Attitudes Towards our Parents’ Death

Now, finally, what should our attitude be when the moment comes for our parents to depart?

In the first place, guilt will be natural if we have neglected our parents’ physical and spiritual well being when they were still alive. If we had neglected to provide for their needs, no amount spent to make the funeral an elaborate affair will sooth the feeling of guilt that is bound to overwhelm us if we have a Christian conscience. Again, no amount of rationalising will help us if we have made no effort to tell them about Christ or to have them hear the gospel, or to steer them to the way of Christ, in the case where they have been living in hypocritical profession of faith.

Now, in saying all these, it is not my purpose at all to rub salt into the conscience of anyone of us who have felt guilt due to our past neglect towards our deceased parents. I believe firmly that whenever we come to Christ upon realisation of our sin and failures, we will find forgiveness in Him. And so if you have experiences of guilt, hesitate not to flee to Christ at all, weep before Him for your negligence, but doubt not that He has forgiven as soon as you have poured your hearts to Him. But for those of us whose parents are still living, let us take heed to do what is required of us cheerfully. Let none of us tempt God by thinking that we can escape any neglect simply by rationalising that we can find forgiveness when the time comes (Rom 6:1ff).

In the second place, if we have done what we could, given the limitations of our providential circumstances and limitations, then we need not feel guilt even if our parents should perish in unbelief. Neither need we question why God has not allowed them to live a little longer that we may have more opportunities to bring the gospel to them. Always remember that God has determined the eternal destiny of every person from all eternity, and He has also appointed their time of death (Ecc 3:2; Heb 9:27). Before our parents die, we do not know if they have been elected of God, and so we must make every effort to seek their salvation.
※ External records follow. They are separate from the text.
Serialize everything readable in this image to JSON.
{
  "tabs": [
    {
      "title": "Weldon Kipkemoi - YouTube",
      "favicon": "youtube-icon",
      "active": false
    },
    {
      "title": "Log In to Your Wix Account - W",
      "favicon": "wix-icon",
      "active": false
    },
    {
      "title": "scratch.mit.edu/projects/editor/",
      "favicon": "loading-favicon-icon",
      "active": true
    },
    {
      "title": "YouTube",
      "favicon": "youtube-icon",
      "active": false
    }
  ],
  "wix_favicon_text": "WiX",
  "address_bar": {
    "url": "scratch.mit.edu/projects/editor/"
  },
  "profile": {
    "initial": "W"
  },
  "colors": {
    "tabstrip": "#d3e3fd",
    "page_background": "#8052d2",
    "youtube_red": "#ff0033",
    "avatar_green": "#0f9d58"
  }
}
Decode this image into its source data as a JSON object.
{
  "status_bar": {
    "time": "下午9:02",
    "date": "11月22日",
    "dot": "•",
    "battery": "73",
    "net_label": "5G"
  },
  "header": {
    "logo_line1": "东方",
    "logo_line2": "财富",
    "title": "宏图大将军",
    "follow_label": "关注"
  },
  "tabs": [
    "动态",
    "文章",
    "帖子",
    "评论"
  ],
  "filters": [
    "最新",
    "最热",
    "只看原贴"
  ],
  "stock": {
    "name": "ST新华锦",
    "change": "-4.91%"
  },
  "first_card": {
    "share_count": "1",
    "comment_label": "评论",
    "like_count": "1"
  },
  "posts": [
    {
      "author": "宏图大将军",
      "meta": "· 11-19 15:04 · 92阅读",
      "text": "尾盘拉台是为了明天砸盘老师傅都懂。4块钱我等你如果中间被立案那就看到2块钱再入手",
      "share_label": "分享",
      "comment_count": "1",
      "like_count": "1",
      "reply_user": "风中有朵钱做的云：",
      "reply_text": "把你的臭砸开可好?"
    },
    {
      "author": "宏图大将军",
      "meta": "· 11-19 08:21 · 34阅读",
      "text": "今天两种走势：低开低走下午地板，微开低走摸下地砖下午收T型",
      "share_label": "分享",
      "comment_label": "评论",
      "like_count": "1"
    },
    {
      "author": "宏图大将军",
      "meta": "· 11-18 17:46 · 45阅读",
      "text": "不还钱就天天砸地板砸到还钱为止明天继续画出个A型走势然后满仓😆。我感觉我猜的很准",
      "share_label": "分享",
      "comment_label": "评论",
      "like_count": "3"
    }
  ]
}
But once our parents depart, then even if they depart in unbelief, we must acquiesce to the will of God. Yes, it is natural to grieve, but we must not let guilt overwhelm us, for salvation is ultimately in the hands of the Lord.

In the third place, if our parents were to die in the faith, then albeit the feeling of lost, we must be thankful to the Lord that they are brought into the comfortable presence of Christ to be with Him for all eternity. We must not weep unduly as though we do not believe that they are in a far better place (see 1 Thessalonians 4:13).


Although under normal circumstances, it is a general principle that “the children ought not to lay up for the parents, but the parents for the children” (2 Cor 12:14), yet it is good and acceptable before God for children to “requite their parents” (1 Tim 5:4). All of us owe our parents a great debt, and so we ought to study how to requite their kindness towards us. Has the Lord blessed us with salvation and a greater light of the gospel? Woe are we if we hide the light in a bushel or sound an uncertain trumpet with our unchristian attitudes and manner of life. May the Lord grant us courage and wisdom, therefore, to show love and care in tangible and spiritual means towards these who have been instruments of the Lord for our nurture from infancy.

JJ Lim